Unlike the aforementioned small business funding options, installment loans are more akin to the type of financing you may get from a traditional lender. Installment loans for small businesses boast fixed payments for the length of the loan, which includes the principal and interest. And unlike a merchant cash advance or short-term loan, repayment is longer in duration.
It’s also important to be mindful that this is a secured loan, meaning it’s attached to a physical asset, such as the business itself. In essence, the building is used as collateral to secure the loan.
This is a popular option for small business owners seeking an emergency loan, because the application is generally processed quickly and borrowers can get their hands on the money within days. With fixed interest rates, there typically won’t be any surprises when you open the checkbook to pay each month’s bill.
As with any financing option, especially in an emergency scenario, the inability to pay off the loan can have serious negative consequences. And with this being a secured loan, defaulting may also mean losing the asset you put up as collateral. Even if you’re desperate for cash to jump-start your business, make sure this is worth the risk.
Revolving Line of Credit
If you’ve been operating a business for even a moderate period, you’re probably familiar with a line of credit. Well, a revolving line of credit works very much the same way, except for one significant difference: Once you repay the amount you borrow, your account is replenished in full, giving you access to funds yet again.
This is particularly attractive for anyone in an emergency scenario, because you’d be able to address one problem—make payroll, for example—and subsequently use the replenished balance for another important expense, such as adding inventory.
This is how it works.
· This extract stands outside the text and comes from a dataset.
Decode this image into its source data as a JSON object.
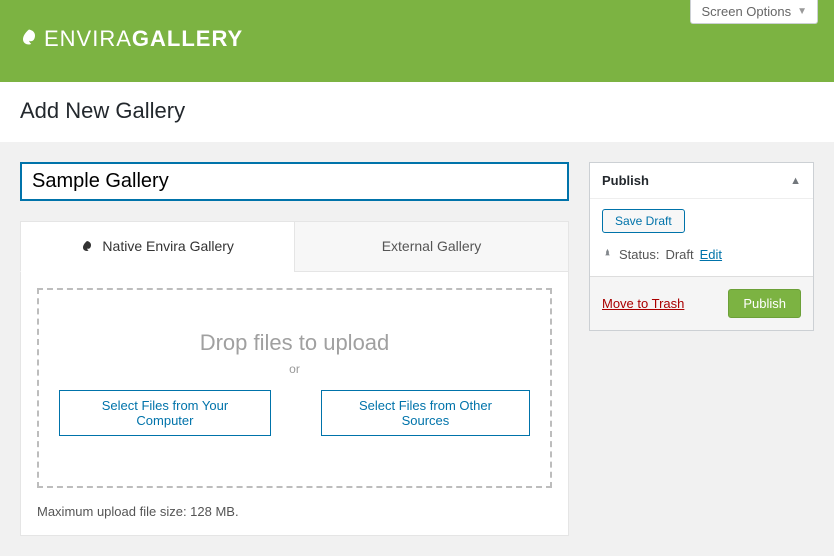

Let’s assume you were approved for a $40,000 revolving line of credit. You can use $10,000 to pay employees, and still have $30,000 available for another expenditure. If you don’t want to be burdened with too much debt at once, you can pay off the $10,000 credit, with interest, and make your account whole before dipping into it again. In effect, you can access this reservoir of funds repeatedly for as long as the revolving line of credit is active.
If you’re truly in a precarious predicament and have so-so credit, your best option might be a short-term revolving line of credit. You’ll likely have access to a significant amount of money, though not as much as a medium-term revolving line of credit, in a shorter amount of time. Similar to a business credit card, your credit limit—for example, $40,000—is non-negotiable, so you won’t be privy to more funds than you were allotted.
Business credit cards are also an option, but credit limits may not be sufficient for your purposes. However, credit cards are still hugely popular and could help you get out of a bind. But consider all funding options before you open a credit card, max out the balance, and open yet another to cover additional expenses.
This may sound elementary, but always be mindful that bills inevitably come due. Before taking on debt, scrutinize the lender's terms, and create a plan to repay everything you owe. After all is said and done, you don’t want your business worse off than when you started this incredibly consequential process.
Have additional questions about securing the best small business loan to meet your needs? At Original Funding, matching business owners with the right small loan product is our specialty. Apply now.